→ **RECORDS FOR THIS EXERCISE**
────────────────────

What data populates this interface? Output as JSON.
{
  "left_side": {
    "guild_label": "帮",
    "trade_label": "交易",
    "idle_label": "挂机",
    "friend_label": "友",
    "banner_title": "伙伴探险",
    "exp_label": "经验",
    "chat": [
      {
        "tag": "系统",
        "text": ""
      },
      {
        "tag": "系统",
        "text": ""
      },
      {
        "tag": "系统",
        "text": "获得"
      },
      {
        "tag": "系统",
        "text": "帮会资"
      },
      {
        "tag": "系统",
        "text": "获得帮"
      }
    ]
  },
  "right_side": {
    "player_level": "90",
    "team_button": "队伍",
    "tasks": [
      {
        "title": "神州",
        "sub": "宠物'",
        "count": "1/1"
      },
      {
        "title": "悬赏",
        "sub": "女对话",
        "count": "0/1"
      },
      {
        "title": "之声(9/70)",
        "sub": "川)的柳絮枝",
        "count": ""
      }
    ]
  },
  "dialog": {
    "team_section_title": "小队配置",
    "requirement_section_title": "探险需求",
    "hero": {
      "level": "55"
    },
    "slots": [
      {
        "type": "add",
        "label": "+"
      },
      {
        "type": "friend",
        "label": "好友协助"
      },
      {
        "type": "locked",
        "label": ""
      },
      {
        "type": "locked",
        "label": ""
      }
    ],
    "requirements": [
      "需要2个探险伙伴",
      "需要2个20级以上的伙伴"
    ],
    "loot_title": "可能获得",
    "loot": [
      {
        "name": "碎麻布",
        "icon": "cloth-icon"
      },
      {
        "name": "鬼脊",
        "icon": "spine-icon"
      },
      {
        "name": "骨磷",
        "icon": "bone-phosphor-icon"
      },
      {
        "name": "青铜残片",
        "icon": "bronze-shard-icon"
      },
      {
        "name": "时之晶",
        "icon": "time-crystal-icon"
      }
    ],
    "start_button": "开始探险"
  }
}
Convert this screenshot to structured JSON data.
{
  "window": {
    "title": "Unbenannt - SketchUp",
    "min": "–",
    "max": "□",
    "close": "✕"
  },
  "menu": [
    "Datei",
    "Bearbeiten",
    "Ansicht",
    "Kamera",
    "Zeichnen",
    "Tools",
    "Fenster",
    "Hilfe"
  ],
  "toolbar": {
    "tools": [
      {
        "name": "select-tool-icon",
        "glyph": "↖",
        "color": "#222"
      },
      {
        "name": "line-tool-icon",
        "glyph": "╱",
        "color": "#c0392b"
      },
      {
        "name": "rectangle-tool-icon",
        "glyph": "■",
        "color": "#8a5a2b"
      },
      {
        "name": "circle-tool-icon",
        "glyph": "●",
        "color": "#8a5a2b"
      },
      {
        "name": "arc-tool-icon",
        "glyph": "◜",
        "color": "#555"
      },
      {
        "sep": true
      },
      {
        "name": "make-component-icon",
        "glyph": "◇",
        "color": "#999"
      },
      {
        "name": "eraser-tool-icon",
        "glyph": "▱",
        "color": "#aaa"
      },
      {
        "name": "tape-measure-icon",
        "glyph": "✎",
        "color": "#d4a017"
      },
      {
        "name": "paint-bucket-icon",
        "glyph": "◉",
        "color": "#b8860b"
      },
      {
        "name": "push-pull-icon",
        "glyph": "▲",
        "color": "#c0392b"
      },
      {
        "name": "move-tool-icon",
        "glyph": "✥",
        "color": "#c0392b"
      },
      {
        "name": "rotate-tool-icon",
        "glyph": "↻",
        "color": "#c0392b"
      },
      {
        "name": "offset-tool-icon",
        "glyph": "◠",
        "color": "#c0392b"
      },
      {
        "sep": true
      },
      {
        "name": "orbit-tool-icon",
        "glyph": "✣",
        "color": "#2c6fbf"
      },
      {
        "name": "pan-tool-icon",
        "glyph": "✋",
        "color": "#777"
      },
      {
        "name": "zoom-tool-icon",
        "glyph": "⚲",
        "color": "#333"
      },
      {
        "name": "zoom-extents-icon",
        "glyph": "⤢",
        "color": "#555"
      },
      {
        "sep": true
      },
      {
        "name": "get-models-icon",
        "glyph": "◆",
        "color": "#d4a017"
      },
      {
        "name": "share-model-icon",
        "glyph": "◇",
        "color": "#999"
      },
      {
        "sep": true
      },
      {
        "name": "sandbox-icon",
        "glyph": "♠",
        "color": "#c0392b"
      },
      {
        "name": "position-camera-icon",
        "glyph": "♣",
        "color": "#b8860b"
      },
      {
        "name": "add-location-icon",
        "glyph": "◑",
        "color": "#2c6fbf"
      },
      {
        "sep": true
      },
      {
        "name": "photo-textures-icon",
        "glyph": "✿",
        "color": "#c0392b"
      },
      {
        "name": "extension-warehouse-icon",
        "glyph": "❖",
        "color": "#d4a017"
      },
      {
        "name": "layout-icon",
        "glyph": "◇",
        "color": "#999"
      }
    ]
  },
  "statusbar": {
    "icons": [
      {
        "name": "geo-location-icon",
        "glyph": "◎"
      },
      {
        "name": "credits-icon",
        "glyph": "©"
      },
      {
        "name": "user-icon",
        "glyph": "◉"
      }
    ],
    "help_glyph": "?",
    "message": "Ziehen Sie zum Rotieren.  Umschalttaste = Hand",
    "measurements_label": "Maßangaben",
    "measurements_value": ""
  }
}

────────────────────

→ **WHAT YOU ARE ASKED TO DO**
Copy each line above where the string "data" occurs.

→ **WRITTEN SOLUTION**
What data populates this interface? Output as JSON.
Convert this screenshot to structured JSON data.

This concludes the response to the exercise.